ROSE: And less than a year later in November of 2017, Cruz's mother, Lynda, went to the hospital complaining of the flu and died from pneumonia.

SHAPIRO: And what happened to Cruz after that?

ROSE: Cruz and his younger brother went to live with a family friend outside of Palm Beach, Fla., a woman named Roxanne Deschamps. But things were not going very well there. Cruz got into a fight with her son. That's when he called 911 in that tape that we heard earlier. Cruz actually talked about his mother with the 911 operator during that call.


CRUZ: The thing is, I lost my mother a couple days ago, so I - I'm dealing with a bunch of things right now.


ROSE: The woman that Cruz was staying with, Roxanne Deschamps - she also called 911 that day because she was afraid that Nikolas was going to come back to her house with a gun.


ROXANNE DESCHAMPS: So I cannot have him on the premises now. He put the gun on the head of his brother before, so it's not the first time. And he did that to his mom.

ROSE: The Palm Beach sheriff's deputy responded to that call and found Nikolas Cruz in a park and took him back to the house, where Nikolas Cruz apparently reconciled with Roxanne Deschamps and her son. The police report says that they hugged and that the case was cleared without any further action.

SHAPIRO: And on top of all of those warning signs, the FBI also got a tip just last month, in January of this year. What did that say?

ROSE: The caller talks about an Instagram post where Cruz wrote, quote, "I want to kill people." And she told the FBI, quote, "I know he's going to explode." And she worried about him getting into a school and shooting the place up. The FBI says that this tip should have been forwarded to its Miami field office but was not.

SHAPIRO: And after all of those warning signs, why didn't anyone intervene before the shooting?

ROSE: That's really the big, unanswered question in all of this. Lots of people are looking for the answers. The Broward Sheriff's Office is investigating how it handled the case. The school district is looking at the same thing. The Florida Legislature has launched an investigation. And on top of that, there's still the criminal investigation into the actual shooting itself.

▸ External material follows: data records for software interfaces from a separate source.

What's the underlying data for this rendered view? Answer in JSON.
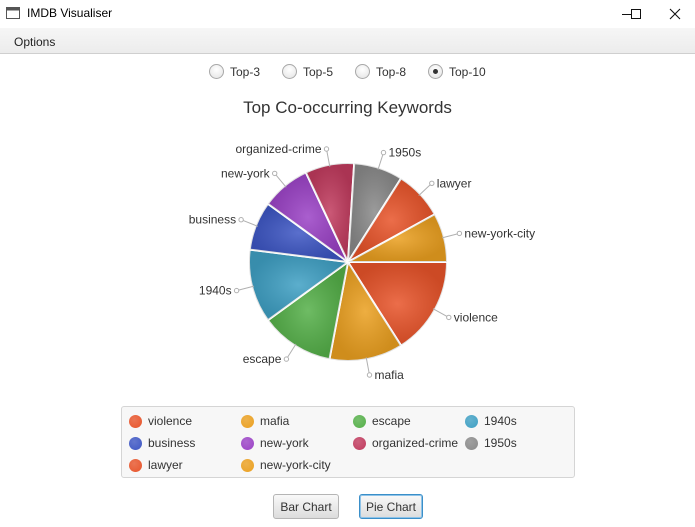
{
  "window": {
    "title": "IMDB Visualiser",
    "icon": "window-app-icon",
    "controls": [
      "minimize-icon",
      "maximize-icon",
      "close-icon"
    ]
  },
  "menu": {
    "options_label": "Options"
  },
  "top_selector": {
    "options": [
      "Top-3",
      "Top-5",
      "Top-8",
      "Top-10"
    ],
    "selected": "Top-10"
  },
  "chart_data": {
    "type": "pie",
    "title": "Top Co-occurring Keywords",
    "labels": [
      "violence",
      "mafia",
      "escape",
      "1940s",
      "business",
      "new-york",
      "organized-crime",
      "1950s",
      "lawyer",
      "new-york-city"
    ],
    "values": [
      16,
      12,
      12,
      12,
      8,
      8,
      8,
      8,
      8,
      8
    ],
    "colors": [
      "#e8542a",
      "#eba020",
      "#55b049",
      "#3fa0c4",
      "#3d56c4",
      "#9b42c6",
      "#c13b5e",
      "#8a8a8a",
      "#e8542a",
      "#eba020"
    ],
    "legend": "bottom"
  },
  "buttons": {
    "bar_chart": "Bar Chart",
    "pie_chart": "Pie Chart",
    "active": "Pie Chart"
  }
}
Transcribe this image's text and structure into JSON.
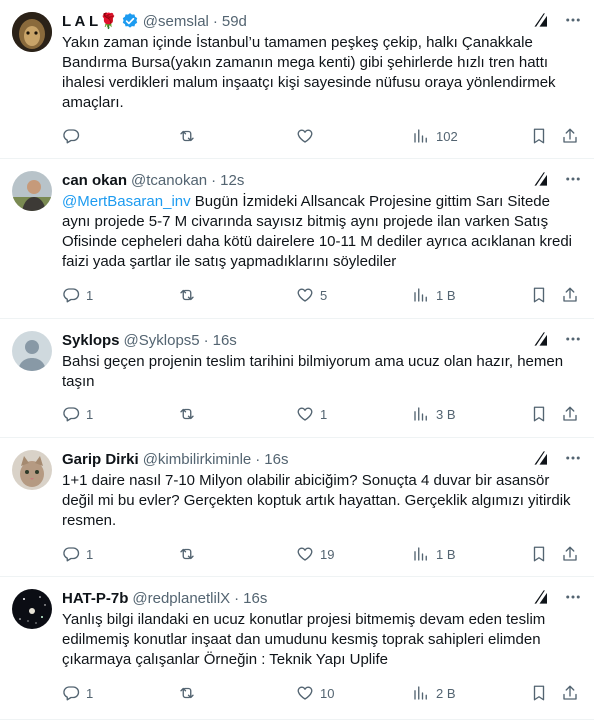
{
  "tweets": [
    {
      "name": "L A L",
      "flower": "🌹",
      "verified": true,
      "handle": "@semslal",
      "dot": "·",
      "time": "59d",
      "mention": "",
      "text": "Yakın zaman içinde İstanbul’u tamamen peşkeş çekip, halkı Çanakkale Bandırma Bursa(yakın zamanın mega kenti) gibi şehirlerde hızlı tren hattı ihalesi verdikleri malum inşaatçı kişi sayesinde nüfusu oraya yönlendirmek amaçları.",
      "replies": "",
      "retweets": "",
      "likes": "",
      "views": "102"
    },
    {
      "name": "can okan",
      "handle": "@tcanokan",
      "dot": "·",
      "time": "12s",
      "mention": "@MertBasaran_inv",
      "text": " Bugün İzmideki Allsancak Projesine gittim Sarı Sitede aynı projede 5-7 M civarında sayısız bitmiş aynı projede ilan varken Satış Ofisinde cepheleri daha kötü dairelere 10-11 M dediler ayrıca acıklanan kredi faizi yada şartlar ile satış yapmadıklarını söylediler",
      "replies": "1",
      "retweets": "",
      "likes": "5",
      "views": "1 B"
    },
    {
      "name": "Syklops",
      "handle": "@Syklops5",
      "dot": "·",
      "time": "16s",
      "mention": "",
      "text": "Bahsi geçen projenin teslim tarihini bilmiyorum ama ucuz olan hazır, hemen taşın",
      "replies": "1",
      "retweets": "",
      "likes": "1",
      "views": "3 B"
    },
    {
      "name": "Garip Dirki",
      "handle": "@kimbilirkiminle",
      "dot": "·",
      "time": "16s",
      "mention": "",
      "text": "1+1 daire nasıl 7-10 Milyon olabilir abiciğim? Sonuçta 4 duvar bir asansör değil mi bu evler? Gerçekten koptuk artık hayattan. Gerçeklik algımızı yitirdik resmen.",
      "replies": "1",
      "retweets": "",
      "likes": "19",
      "views": "1 B"
    },
    {
      "name": "HAT-P-7b",
      "handle": "@redplanetlilX",
      "dot": "·",
      "time": "16s",
      "mention": "",
      "text": "Yanlış bilgi ilandaki en ucuz konutlar projesi bitmemiş devam eden teslim edilmemiş konutlar inşaat dan umudunu kesmiş toprak sahipleri elimden çıkarmaya çalışanlar Örneğin : Teknik Yapı Uplife",
      "replies": "1",
      "retweets": "",
      "likes": "10",
      "views": "2 B"
    }
  ],
  "colors": {
    "text": "#0f1419",
    "secondary": "#536471",
    "link": "#1d9bf0",
    "divider": "#eff3f4",
    "verified": "#1d9bf0"
  },
  "icons": [
    "reply-icon",
    "retweet-icon",
    "like-icon",
    "views-icon",
    "bookmark-icon",
    "share-icon",
    "grok-icon",
    "more-icon",
    "verified-icon"
  ]
}
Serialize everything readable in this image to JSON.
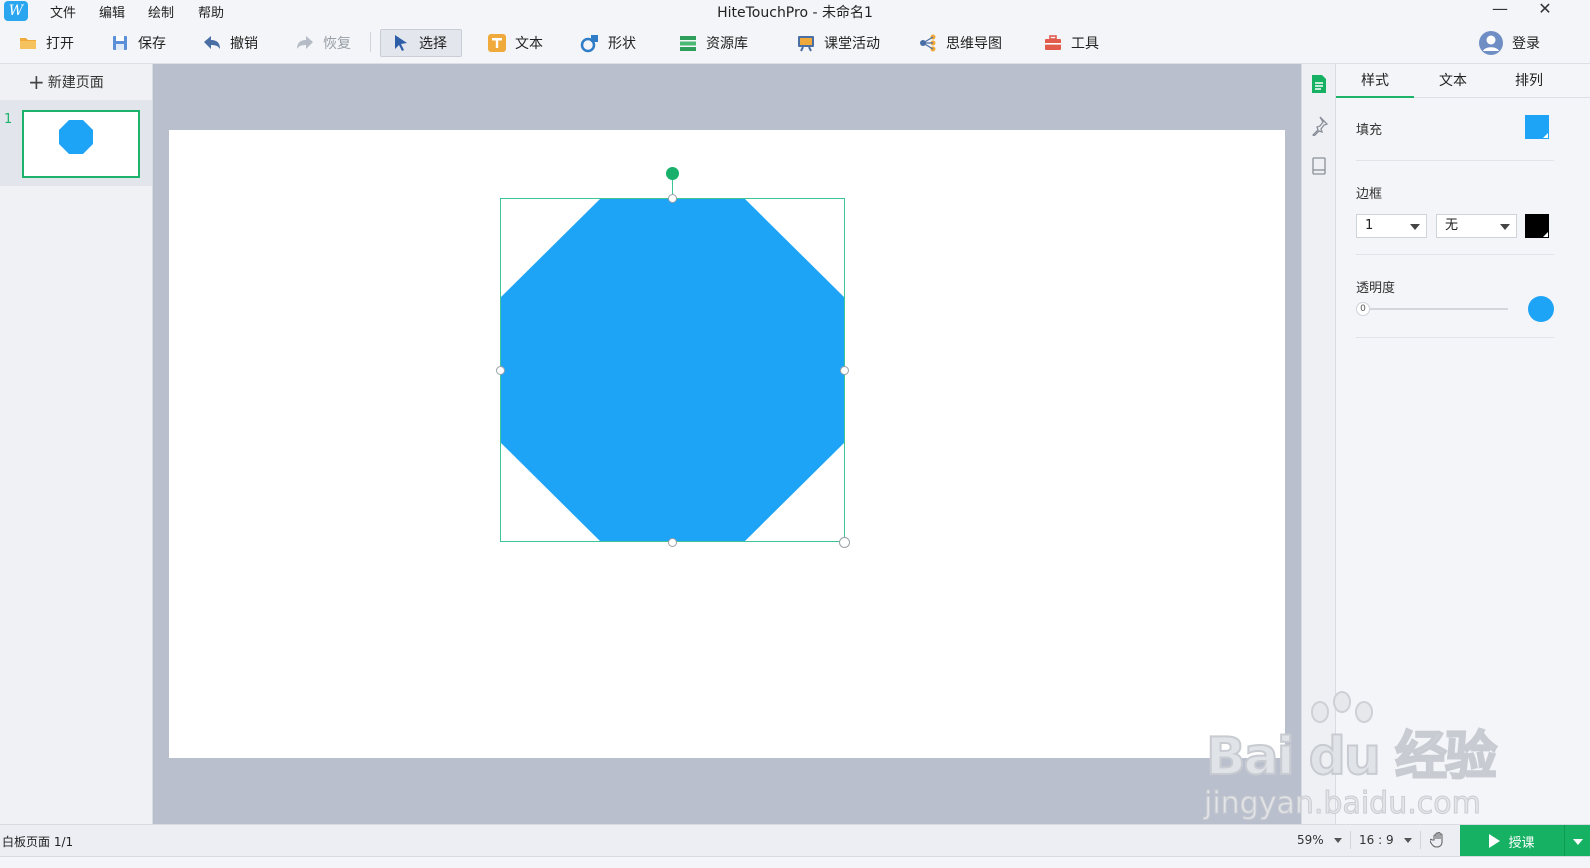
{
  "app": {
    "logo_text": "W",
    "window_title": "HiteTouchPro - 未命名1"
  },
  "menu": [
    "文件",
    "编辑",
    "绘制",
    "帮助"
  ],
  "toolbar": {
    "open": "打开",
    "save": "保存",
    "undo": "撤销",
    "redo": "恢复",
    "select": "选择",
    "text": "文本",
    "shape": "形状",
    "resources": "资源库",
    "activity": "课堂活动",
    "mindmap": "思维导图",
    "tools": "工具",
    "login": "登录"
  },
  "pages_panel": {
    "new_page": "新建页面",
    "pages": [
      {
        "number": "1"
      }
    ]
  },
  "canvas": {
    "shape_type": "octagon",
    "shape_fill": "#1ea4f7",
    "selection_color": "#3fc493",
    "rotate_handle_color": "#18b06a"
  },
  "properties": {
    "tabs": [
      "样式",
      "文本",
      "排列"
    ],
    "active_tab": "样式",
    "fill_label": "填充",
    "fill_color": "#1ea4f7",
    "border_label": "边框",
    "border_width": "1",
    "border_style": "无",
    "border_color": "#000000",
    "opacity_label": "透明度",
    "opacity_min": "0"
  },
  "status": {
    "page_info": "白板页面 1/1",
    "zoom": "59%",
    "aspect": "16 : 9",
    "lesson_button": "授课"
  },
  "watermark": {
    "main": "Bai du 经验",
    "sub": "jingyan.baidu.com"
  },
  "icons": [
    "folder-icon",
    "save-icon",
    "undo-icon",
    "redo-icon",
    "cursor-icon",
    "text-icon",
    "shape-icon",
    "resources-icon",
    "activity-icon",
    "mindmap-icon",
    "toolbox-icon",
    "user-icon",
    "minimize-icon",
    "close-icon",
    "properties-icon",
    "pin-icon",
    "book-icon",
    "hand-icon",
    "play-icon"
  ]
}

And right now, the Florida legislature is looking at a package of limits on firearms, including one that would let police temporarily take away guns if the owner is deemed to be a threat to themselves or others. Although I should say that bill does not include a ban on high-powered semiautomatic rifles like the one that Cruz allegedly used in the shooting.

SHAPIRO: That's NPR's Joel Rose in Parkland, Fla. Thanks, Joel.

ROSE: You're welcome. Transcript provided by NPR, Copyright NPR.